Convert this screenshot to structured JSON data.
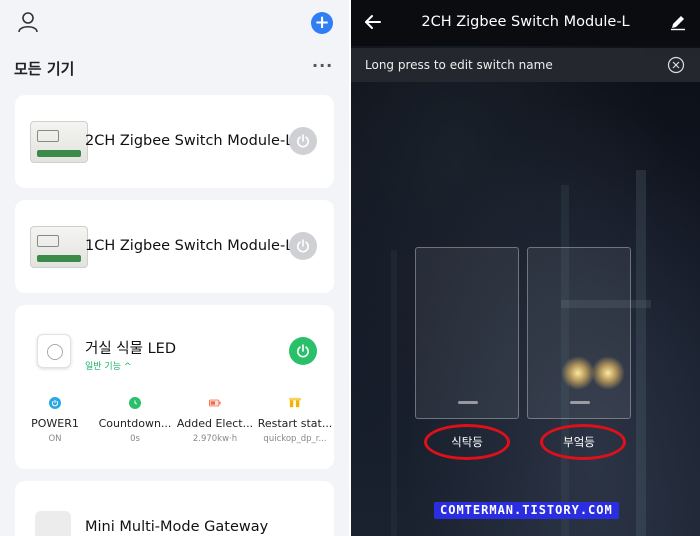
{
  "left": {
    "section_title": "모든 기기",
    "more_label": "···",
    "add_label": "+",
    "devices": [
      {
        "name": "2CH Zigbee Switch Module-L",
        "power": "off"
      },
      {
        "name": "1CH Zigbee Switch Module-L",
        "power": "off"
      },
      {
        "name": "거실 식물 LED",
        "power": "on",
        "subtitle": "일반 기능 ^",
        "functions": [
          {
            "label": "POWER1",
            "value": "ON",
            "icon": "power-icon",
            "color": "#29a8e6"
          },
          {
            "label": "Countdown...",
            "value": "0s",
            "icon": "clock-icon",
            "color": "#2ac06a"
          },
          {
            "label": "Added Elect...",
            "value": "2.970kw·h",
            "icon": "battery-icon",
            "color": "#f26b4a"
          },
          {
            "label": "Restart stat...",
            "value": "quickop_dp_r...",
            "icon": "restart-icon",
            "color": "#f2b400"
          }
        ]
      },
      {
        "name": "Mini Multi-Mode Gateway"
      }
    ]
  },
  "right": {
    "title": "2CH Zigbee Switch Module-L",
    "notice": "Long press to edit switch name",
    "switches": [
      {
        "label": "식탁등"
      },
      {
        "label": "부엌등"
      }
    ],
    "watermark": "COMTERMAN.TISTORY.COM"
  }
}
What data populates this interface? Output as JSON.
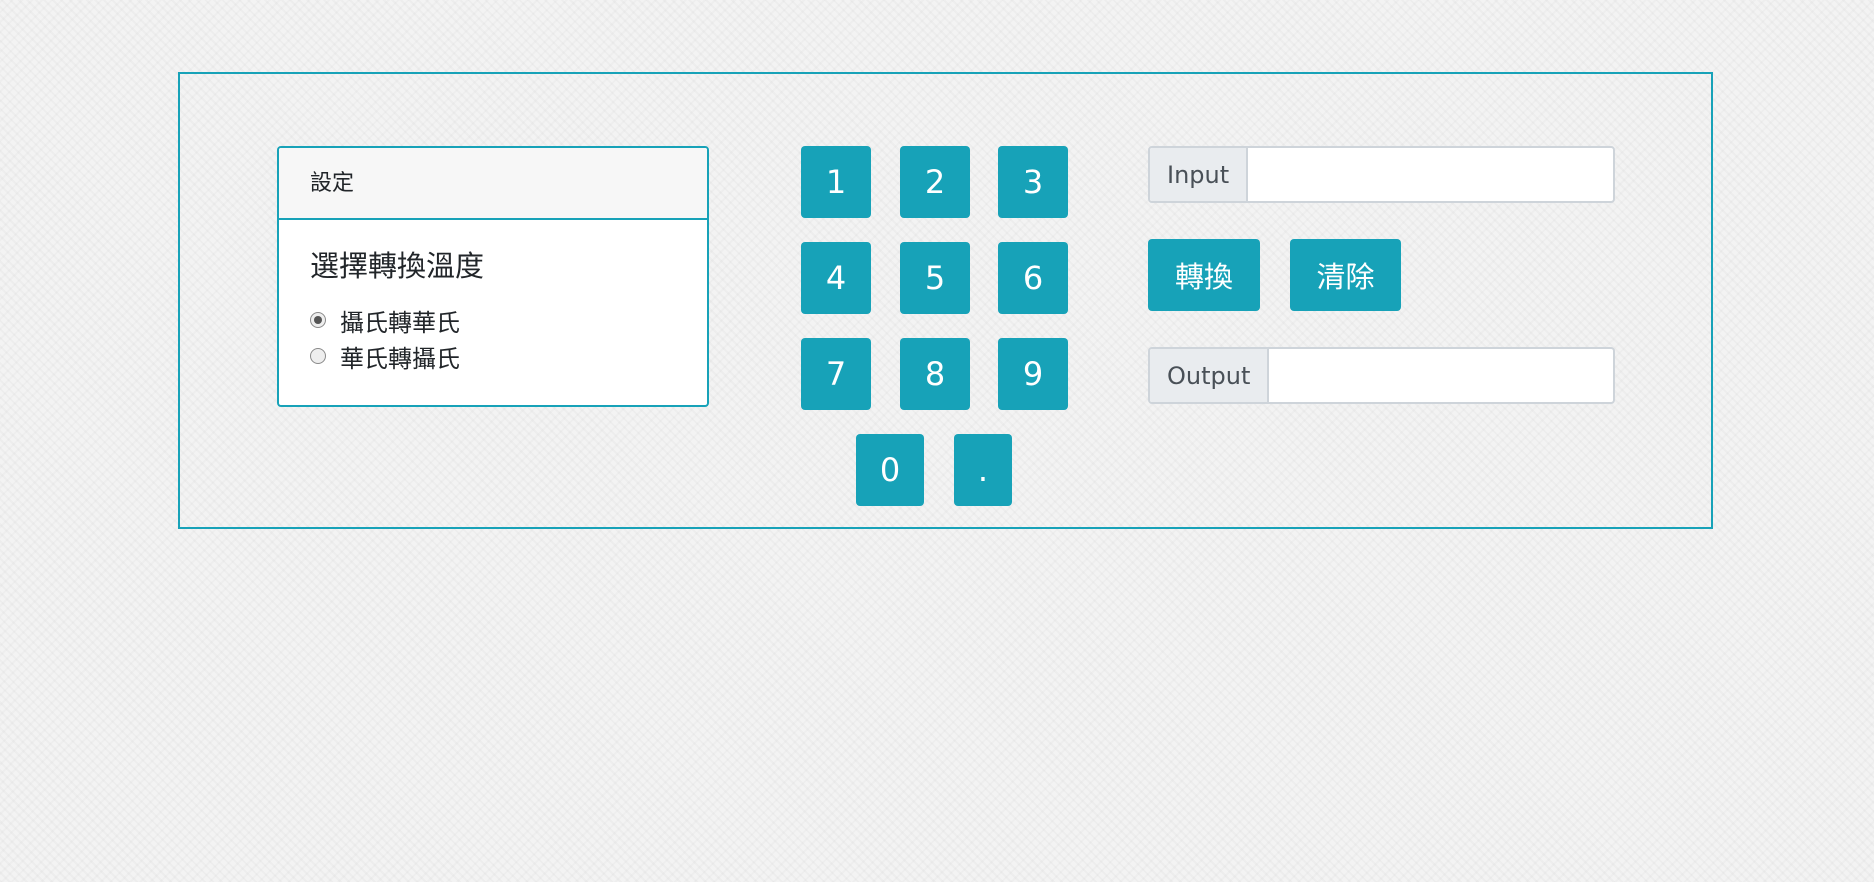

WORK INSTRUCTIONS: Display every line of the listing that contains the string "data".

ANSWER SECTION:
Convert this screenshot to structured JSON data.
What data populates this interface? Output as JSON.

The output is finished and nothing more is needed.